....it got whomped 66%-34%. No one was fooled for a second. Everyone knew the whole point was to make it easier to raise taxes, and so it lost in a landslide.

So what to do? It's true that our legislature is dysfunctional. As George Skelton put it today, "Modern-era Republicans adamantly refuse to vote for any tax increase. They took a campaign pledge not to and seem to regard it as some cult-like blood oath." That's true. The solution is a little less obvious. Unfortunately, our electorate is dysfunctional too.

Pay Cuts are Coming

| Thu Dec. 18, 2008 11:22 AM PST

PAY CUTS ARE COMING....Felix Salmon, after noting that FedEx has announced across-the-board pay cuts for just about everyone:

There's been a huge shift in power in recent years from labor to capital: corporate profits have been rising much faster than wages for some time now. It makes sense that capital would make use of its newfound power to reduce labor costs in a deflationary environment of rising unemployment. During the boom, companies laid off workers because those workers demanded, and cost, too much money. Now that workers have lost their negotiating leverage, we might start seeing more across-the-board pay cuts.

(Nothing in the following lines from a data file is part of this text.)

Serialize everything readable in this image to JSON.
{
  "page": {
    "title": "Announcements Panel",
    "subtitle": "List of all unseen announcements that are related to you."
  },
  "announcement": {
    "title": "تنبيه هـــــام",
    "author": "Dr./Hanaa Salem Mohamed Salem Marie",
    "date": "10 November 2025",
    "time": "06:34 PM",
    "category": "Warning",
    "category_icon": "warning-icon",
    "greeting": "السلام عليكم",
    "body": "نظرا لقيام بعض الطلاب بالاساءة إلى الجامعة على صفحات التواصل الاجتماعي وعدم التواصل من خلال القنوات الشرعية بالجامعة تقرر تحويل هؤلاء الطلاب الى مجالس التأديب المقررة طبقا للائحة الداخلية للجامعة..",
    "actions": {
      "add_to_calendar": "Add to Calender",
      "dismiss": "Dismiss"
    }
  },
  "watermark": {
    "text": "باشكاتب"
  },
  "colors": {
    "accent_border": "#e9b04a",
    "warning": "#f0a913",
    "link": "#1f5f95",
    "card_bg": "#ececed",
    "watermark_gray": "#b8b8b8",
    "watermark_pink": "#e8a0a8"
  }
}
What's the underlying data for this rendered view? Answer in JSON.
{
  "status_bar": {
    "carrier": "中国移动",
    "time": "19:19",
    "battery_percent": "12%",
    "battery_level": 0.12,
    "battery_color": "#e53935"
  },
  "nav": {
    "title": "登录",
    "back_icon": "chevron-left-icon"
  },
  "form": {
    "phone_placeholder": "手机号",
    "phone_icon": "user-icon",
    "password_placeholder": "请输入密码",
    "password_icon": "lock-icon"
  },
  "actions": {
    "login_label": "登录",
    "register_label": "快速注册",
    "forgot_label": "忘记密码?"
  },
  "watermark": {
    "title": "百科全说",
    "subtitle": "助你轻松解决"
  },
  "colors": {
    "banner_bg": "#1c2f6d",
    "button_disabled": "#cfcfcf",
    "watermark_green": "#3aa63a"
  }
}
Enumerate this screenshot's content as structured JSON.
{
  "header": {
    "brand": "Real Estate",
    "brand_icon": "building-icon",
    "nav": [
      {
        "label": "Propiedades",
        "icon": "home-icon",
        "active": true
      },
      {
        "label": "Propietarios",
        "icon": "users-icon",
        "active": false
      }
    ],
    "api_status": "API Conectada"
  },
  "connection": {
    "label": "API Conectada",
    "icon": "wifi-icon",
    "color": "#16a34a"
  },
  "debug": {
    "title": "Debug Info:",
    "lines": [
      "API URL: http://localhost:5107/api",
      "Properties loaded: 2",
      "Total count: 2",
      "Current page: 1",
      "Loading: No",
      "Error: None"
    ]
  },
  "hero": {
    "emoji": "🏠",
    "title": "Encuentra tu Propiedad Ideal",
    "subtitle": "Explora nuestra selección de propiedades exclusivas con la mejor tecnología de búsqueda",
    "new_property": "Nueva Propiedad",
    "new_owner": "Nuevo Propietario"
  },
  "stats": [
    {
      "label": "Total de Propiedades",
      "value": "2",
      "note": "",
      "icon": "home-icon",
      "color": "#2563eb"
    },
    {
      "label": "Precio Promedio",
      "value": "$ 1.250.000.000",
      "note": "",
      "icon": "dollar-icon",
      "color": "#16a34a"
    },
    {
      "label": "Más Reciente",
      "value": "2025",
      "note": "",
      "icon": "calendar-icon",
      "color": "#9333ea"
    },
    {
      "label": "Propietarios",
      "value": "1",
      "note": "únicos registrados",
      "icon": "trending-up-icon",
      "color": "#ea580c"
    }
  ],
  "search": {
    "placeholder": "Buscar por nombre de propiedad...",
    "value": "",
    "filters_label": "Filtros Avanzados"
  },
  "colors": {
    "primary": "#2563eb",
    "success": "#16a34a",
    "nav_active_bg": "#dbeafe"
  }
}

Heads I win, tails you lose! In boom times you get laid off, in slack times you get your pay cut. That's certainly one way to run an economy, I guess.

Eat Your Almonds

| Thu Dec. 18, 2008 11:08 AM PST

EAT YOUR ALMONDS....A new blog called On the Public Record is written by a "low level civil servant who reads a lot of government reports." My kind of blogger! Today, LLCS brings to our attention the California Almond Board:

The good prices for almonds are the result of excellent work by the California Almond Board. The Almond Board has done magic and created demand for more than a billion pounds of California almonds in the past fifteen years. They have run marketing campaigns to get Americans to buy more almonds ("A can a day, that's all we ask." Do any of you really want a can of almonds a day?). They have created new almond drinks. They've introduced almonds into breakfast cereals. (Think back to the mid-nineties. Don't you remember that breakfast cereals rarely had almonds in them?) California almonds have replaced and destroyed every other major source of almonds in the world. Right now on the Almond Board front page, they report happily that almonds are the number one nut ingredient in food.

This really is superior work by the Almond Board and I can only imagine that the walnut and cashew boards look on in envy.

Later, after a persual of their website:

They're doing amazingly consistent high quality work and I wonder how that came about. Did they just happen to hire someone good, who built a good organization? Did that person love almonds or just doing good work? Coincidence that it was the Almond Board and not the Walnut Board or Citrus Board? Does everyone talk about almonds as the shining light of California agriculture because of some quirk of hiring and personality? Anyway, I don't know what almond growers pay for the board (I assume some small percent of their price/piece), but they're getting stellar value for it.

It sure seems to me that mixed nuts have a higher percentage of almonds (pronounced aamins, by the way, rhymes with famines) than they used to. Or is that my imagination? In any case, maybe the tofu folks need to hire away the guru behind the Almond Board's success. It would make Ezra Klein happy, anyway.